A quick resolution would necessitate concessions from the Trump administration, potentially resulting in a deal not significantly different from the one Mr. Trump has denounced as a travesty and embarrassment.
“Unless the United States is quite a bit more flexible, I don’t see how it’s possible to have a quick agreement, even just an agreement in principle,” said Antonio Ortiz-Mena, a senior vice president at the Albright Stonebridge Group and a former Mexican diplomat in the United States.
Some concessions appear to be in the offing. The United States has now backed away from a proposal that would require half of the value of an automobile to be manufactured in the United States to qualify for Nafta’s preferential tariffs. Instead, it is proposing a system that would require a certain proportion of auto parts to be made by workers earning certain wages.
That proposal is likely to be more palatable to Canada and could also encourage Mexico to ultimately pay higher wages. And it could help Mr. Trump court the votes of congressional Democrats, who complain that Mexico’s low wages are the reason companies have relocated auto production from the United States.
Still, the proposal is likely to face opposition from Mexican negotiators, given that their current wage scales are too low to qualify. And some auto executives also criticized the new proposal, saying it would be nearly as difficult for companies to comply with as earlier ideas, and could ultimately push manufacturing out of North America to cheaper areas.
Other key areas of dispute also remain: Negotiators have so far concluded work on only six of the trade agreement’s roughly 30 chapters, and little progress has been made on contentious issues like mechanisms for settling trade disputes or rules for government purchases.
Yet the renewed push to revise Nafta could usher in an agreement that until recently seemed at risk of collapse.
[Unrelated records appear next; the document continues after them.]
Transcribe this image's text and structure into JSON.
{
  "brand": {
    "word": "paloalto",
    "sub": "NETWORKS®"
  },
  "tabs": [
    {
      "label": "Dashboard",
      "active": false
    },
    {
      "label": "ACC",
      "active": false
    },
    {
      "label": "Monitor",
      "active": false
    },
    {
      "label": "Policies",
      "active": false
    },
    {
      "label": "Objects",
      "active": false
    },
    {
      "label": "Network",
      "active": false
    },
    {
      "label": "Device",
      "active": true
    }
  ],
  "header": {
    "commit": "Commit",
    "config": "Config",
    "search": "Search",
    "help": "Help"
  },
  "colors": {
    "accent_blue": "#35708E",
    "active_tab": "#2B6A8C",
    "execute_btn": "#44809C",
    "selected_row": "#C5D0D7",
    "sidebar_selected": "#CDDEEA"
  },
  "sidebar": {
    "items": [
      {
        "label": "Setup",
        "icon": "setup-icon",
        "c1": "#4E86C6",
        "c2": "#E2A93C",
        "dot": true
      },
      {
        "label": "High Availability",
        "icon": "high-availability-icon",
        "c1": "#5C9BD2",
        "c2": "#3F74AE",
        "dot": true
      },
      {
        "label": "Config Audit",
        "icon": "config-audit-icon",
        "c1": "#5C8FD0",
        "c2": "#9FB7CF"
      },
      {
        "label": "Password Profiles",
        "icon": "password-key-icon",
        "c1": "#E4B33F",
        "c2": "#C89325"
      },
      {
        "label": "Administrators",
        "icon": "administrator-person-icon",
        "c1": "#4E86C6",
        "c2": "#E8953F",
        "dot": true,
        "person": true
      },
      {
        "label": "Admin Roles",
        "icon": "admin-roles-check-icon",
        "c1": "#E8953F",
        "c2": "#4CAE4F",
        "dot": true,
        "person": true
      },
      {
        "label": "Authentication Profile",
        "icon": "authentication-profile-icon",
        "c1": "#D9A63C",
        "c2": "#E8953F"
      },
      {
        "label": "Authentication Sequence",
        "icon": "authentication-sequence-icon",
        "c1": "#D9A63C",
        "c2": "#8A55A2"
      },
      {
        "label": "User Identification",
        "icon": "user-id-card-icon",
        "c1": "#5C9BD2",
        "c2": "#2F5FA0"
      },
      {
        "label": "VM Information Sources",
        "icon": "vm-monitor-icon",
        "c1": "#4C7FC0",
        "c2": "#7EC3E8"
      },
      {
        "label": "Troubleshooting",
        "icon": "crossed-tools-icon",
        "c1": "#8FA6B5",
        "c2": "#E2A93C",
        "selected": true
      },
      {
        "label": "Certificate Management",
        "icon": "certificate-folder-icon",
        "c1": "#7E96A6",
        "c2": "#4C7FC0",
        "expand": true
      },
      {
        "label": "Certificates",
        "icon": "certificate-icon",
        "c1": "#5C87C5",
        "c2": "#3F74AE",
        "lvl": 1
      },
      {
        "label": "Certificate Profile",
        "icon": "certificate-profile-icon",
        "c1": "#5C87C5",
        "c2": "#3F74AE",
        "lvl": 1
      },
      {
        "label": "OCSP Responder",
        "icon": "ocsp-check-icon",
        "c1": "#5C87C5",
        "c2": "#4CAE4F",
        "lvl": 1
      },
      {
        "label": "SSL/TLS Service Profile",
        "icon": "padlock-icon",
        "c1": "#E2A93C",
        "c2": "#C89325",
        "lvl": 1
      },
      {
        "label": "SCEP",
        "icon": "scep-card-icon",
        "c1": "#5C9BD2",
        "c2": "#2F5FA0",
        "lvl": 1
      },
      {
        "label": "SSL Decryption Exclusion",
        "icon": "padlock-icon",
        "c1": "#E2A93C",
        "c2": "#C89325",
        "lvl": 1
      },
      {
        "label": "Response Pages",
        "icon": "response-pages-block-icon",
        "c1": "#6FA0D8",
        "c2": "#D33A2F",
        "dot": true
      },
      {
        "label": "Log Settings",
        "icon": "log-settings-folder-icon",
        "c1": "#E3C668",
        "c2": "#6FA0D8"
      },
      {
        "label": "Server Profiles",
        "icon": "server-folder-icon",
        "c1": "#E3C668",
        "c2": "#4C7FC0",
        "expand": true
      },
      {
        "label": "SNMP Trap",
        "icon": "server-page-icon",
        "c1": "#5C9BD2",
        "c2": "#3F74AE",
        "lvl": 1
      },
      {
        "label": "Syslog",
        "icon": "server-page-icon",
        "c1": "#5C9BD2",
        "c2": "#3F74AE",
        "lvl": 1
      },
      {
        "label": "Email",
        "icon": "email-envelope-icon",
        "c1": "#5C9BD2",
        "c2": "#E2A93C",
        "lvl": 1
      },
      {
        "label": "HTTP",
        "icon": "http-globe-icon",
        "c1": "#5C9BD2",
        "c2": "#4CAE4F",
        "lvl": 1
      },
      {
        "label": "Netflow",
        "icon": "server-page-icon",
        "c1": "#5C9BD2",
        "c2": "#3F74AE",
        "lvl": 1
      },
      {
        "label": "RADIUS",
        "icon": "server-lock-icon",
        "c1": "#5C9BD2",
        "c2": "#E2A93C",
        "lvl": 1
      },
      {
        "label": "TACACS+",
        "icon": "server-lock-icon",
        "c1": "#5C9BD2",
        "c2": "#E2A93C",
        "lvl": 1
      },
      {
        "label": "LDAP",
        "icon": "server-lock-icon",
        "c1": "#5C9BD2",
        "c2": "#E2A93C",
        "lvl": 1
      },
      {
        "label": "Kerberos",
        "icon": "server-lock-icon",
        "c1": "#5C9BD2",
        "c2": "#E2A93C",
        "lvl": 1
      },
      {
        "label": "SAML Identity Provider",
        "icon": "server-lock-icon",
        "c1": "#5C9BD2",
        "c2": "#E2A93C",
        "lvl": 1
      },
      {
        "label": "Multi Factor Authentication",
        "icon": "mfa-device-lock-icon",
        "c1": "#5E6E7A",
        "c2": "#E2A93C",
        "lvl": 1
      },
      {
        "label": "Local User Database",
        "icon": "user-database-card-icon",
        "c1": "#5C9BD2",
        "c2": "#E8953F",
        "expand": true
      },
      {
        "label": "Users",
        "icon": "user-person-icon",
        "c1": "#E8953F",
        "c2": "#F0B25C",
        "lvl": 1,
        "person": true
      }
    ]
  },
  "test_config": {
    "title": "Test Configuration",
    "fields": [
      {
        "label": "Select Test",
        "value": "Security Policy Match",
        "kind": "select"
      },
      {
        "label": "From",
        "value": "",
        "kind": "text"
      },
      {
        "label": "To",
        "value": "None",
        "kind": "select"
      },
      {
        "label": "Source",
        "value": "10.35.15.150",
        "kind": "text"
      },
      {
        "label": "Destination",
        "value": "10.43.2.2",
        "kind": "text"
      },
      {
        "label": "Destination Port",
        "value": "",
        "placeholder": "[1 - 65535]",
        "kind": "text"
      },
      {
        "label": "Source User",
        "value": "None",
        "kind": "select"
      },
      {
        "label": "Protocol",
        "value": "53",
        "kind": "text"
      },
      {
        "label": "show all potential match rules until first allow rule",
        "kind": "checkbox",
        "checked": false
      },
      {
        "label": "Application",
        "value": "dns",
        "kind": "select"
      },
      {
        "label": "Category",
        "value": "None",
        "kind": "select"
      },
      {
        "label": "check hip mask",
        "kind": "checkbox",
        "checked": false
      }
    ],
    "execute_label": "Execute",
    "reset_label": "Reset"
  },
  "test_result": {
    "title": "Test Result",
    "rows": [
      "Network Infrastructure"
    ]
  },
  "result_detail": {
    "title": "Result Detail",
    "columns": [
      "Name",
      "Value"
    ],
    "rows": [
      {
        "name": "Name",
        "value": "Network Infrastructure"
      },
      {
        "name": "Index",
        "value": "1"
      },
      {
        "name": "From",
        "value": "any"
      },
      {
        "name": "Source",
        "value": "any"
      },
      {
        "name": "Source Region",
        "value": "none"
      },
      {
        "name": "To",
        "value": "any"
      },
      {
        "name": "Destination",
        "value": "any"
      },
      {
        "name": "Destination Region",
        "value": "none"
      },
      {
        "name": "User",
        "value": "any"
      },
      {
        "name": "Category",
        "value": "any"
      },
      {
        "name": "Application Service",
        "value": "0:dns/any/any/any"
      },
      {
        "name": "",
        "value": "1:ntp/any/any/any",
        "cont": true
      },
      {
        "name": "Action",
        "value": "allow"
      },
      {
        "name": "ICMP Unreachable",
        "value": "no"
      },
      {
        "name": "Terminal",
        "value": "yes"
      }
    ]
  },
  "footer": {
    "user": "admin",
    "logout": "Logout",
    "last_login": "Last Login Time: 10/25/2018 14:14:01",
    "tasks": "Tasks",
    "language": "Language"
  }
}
Both supporters and critics of the Trump administration have pointed to the trade deal that the United States recently concluded with South Korea at the end of March as a possible precedent. Mr. Trump fiercely criticized that pact, but in the end his administration declared victory after renegotiating fairly modest changes.
Labor unions, which have backed Mr. Trump’s plan to dramatically remake trade policy, were disappointed with that deal, which did not include changes to labor standards, investment rules or content requirements for automotive manufacturing.
“You see what you get if your priority is speed over quality,” said Celeste Drake, trade and globalization policy specialist at the A.F.L.-C.I.O. “A quick deal that’s not a good deal — is that what the administration wants to sell in these next few months? Or is it really looking to take the time it needs to get a good deal?”
Even an agreement in principle would not rule out the possibility of months or years of wrangling over an eventual deal. Patrick Leblond, senior fellow at the Center for International Governance Innovation, noted that Canada and Europe signed an agreement in principle for a trade pact in the fall of 2013, but that the final deal did not come into effect until September 2017, after almost being derailed.
“As trade negotiators repeatedly point out, nothing is agreed until everything is agreed,” Mr. Leblond said.